3. K. Jurecki, Where is digital photography going? Cyberphoto 2001, 4th National Polish Digital Photography Contest, Regionalny Ośrodek Kultury (Regional Culture Centre), Częstochowa 2001 (exhibition catalogue)
4. In Poland of the 90s the World Press Photo exhibition was shown annually at the National Art Gallery “Zachęta” in Warsaw and later in various galleries around the country. However, our audiences do not see original photographs, but merely reproductions standardized in single format which destroys the authorial convention of individual photographers.
5. See an apt text on the postmodern condition by Roman Kubicki, Art within the Limits of a Finite Life, in: 2nd International Art Meetings. Katowice ’98, BWA, Katowice 1998 (exhibition catalogue). On page 133 the author writes: “Postmodernity deprived us of values traditionally identified with the “spine” of European culture, justified metaphysically, meaning ultimately. We are slowly awakening in a world in which the social fate of truth, beauty and goodness is not dependent on their objective, not to say “absolute” content, but is fulfilled within the limits of the ‘metaphysical stability’ of the free market. The free market slogan vox populi, vox Dei is valid in art, science and the manners of morality”.
6. My reflections on Polish photography may be found in Polish Photography of the 90s. An Attempt at Recapitulation, in: Photography ’98, the Turlej Foundation, Cracow 1998 (exhibition catalogue), where at the end I wrote: “How can we sum up the passing decade?
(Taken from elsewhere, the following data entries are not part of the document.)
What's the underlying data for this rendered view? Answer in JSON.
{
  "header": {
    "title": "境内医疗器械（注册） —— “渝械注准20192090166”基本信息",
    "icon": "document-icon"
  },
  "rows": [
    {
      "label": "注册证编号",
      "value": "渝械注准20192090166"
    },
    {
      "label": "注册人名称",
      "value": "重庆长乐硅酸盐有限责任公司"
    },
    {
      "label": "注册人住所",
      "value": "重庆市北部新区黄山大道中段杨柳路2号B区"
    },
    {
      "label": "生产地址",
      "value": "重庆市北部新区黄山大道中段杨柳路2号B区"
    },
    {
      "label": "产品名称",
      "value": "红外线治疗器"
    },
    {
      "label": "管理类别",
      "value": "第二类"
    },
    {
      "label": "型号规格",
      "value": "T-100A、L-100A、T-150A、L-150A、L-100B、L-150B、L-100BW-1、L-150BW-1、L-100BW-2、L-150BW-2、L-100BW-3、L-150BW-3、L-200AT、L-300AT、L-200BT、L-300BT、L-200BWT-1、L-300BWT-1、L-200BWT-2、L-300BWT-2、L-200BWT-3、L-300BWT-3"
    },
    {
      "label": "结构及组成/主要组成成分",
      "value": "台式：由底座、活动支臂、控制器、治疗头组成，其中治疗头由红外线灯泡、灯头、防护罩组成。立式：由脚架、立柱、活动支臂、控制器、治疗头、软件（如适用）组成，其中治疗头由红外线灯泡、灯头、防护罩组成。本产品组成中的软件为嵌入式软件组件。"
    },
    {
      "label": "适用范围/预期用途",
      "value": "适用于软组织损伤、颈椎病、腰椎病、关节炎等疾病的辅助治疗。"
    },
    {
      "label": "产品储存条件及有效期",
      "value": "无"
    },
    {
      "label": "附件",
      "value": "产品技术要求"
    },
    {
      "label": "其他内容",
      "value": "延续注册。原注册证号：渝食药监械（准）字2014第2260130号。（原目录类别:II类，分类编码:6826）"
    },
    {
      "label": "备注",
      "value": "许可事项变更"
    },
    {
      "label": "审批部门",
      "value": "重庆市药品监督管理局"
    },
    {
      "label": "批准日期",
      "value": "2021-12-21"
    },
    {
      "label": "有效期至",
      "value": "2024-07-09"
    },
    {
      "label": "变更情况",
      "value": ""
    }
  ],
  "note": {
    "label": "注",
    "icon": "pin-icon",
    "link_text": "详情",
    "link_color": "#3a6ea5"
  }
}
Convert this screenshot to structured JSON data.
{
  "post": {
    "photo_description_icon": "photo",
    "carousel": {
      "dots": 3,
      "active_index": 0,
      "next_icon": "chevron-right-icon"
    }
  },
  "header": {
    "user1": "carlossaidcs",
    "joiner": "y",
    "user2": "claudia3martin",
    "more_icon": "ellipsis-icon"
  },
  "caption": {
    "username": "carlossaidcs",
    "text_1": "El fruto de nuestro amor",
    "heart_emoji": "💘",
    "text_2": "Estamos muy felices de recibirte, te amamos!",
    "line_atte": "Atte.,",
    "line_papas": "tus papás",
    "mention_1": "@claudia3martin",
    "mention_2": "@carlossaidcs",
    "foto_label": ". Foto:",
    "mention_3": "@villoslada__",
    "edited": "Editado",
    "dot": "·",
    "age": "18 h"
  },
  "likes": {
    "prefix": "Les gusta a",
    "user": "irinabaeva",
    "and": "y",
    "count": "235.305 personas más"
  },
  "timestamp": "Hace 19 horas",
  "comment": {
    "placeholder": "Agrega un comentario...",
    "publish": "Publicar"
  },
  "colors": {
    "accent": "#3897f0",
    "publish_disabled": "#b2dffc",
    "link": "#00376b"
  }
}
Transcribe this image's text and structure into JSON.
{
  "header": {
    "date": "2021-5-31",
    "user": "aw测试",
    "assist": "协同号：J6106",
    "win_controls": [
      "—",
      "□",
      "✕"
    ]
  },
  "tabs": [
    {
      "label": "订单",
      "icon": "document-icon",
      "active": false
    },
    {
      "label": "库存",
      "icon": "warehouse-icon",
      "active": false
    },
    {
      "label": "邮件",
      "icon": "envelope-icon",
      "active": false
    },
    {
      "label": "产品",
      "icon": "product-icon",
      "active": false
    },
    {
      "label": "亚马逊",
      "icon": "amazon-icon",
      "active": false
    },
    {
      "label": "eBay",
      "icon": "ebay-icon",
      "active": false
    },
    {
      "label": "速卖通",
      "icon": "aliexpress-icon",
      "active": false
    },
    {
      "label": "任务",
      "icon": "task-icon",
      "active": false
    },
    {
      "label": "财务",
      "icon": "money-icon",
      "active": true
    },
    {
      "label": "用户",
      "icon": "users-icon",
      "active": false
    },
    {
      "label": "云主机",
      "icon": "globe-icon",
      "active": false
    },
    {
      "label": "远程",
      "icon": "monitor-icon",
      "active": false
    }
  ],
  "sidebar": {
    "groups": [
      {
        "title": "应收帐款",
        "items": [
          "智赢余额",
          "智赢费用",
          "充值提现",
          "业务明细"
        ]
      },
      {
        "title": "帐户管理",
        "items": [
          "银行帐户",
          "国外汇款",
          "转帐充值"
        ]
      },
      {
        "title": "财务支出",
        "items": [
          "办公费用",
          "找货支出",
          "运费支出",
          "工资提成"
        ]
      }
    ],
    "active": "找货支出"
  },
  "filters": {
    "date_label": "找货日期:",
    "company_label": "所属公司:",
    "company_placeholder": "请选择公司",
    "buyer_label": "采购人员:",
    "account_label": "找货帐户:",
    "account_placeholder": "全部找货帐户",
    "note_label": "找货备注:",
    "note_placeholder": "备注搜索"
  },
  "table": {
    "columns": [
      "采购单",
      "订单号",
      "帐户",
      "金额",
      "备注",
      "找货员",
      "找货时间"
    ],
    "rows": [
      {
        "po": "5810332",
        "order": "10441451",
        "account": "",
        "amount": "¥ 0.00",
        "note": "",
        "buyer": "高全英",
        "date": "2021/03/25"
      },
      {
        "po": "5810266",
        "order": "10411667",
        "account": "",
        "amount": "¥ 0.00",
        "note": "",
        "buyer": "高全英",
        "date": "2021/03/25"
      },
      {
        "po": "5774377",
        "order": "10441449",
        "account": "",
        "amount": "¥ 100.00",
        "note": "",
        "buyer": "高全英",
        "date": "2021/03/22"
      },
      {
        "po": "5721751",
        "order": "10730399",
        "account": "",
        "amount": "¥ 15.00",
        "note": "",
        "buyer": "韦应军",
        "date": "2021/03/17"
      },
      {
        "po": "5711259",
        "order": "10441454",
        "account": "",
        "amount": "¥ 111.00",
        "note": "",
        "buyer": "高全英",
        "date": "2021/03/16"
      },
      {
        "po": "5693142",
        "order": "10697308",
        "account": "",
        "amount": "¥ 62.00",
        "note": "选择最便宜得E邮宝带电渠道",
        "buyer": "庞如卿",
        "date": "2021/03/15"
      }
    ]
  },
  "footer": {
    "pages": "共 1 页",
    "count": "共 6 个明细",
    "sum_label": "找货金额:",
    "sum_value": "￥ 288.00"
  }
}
The crisis of document and photographical orthodoxy (if we agree that it exists, for example in the works of the Jelenia Góra school) was quite meaningful here, as well as the growing rank of postmodernism. No new theoretical concepts appear due to the crisis or even disappearance of neo-avant-garde concepts. [...] Many new names and attitudes were revealed at the “Changing of the Guards” exhibition of 1991, which presented the new atmosphere and new concepts that came into being at the beginning of the 90s (photo-performance, installation, various kinds of staged photography, the idea of ‘pure photography’).” One should also mention that “pure photography”, “direct photography” (after the notion of “elementary photography” disappeared) was successfully promoted in the 90s by the Wrocław magazine “Format”, mainly in the articles of its editor-in-chief, Andrzej Saj.
7. See Lech Lechowicz, For the Privatization of Polish Photography, in: 21st Photographic Confrontations, GTF, Gorzów Wielkopolski, 1991 (symposium materials). What counts in this competition besides the general level of professionalism is the number of individual and group exhibitions of the students from all such schools, the accompanying publications and even symposiums or festivals. The most important publication of the 90s on the subject of photography was a book called Photography: the Reality of the Medium, edited by A. Kępińska, G. Dziamski and S. Wojnecki, Academy of Fine Arts, Poznań .
from "Around Decade. Polish Photography of 90s", cat. exhibition, Muzeum Sztuki, Lódz 2002.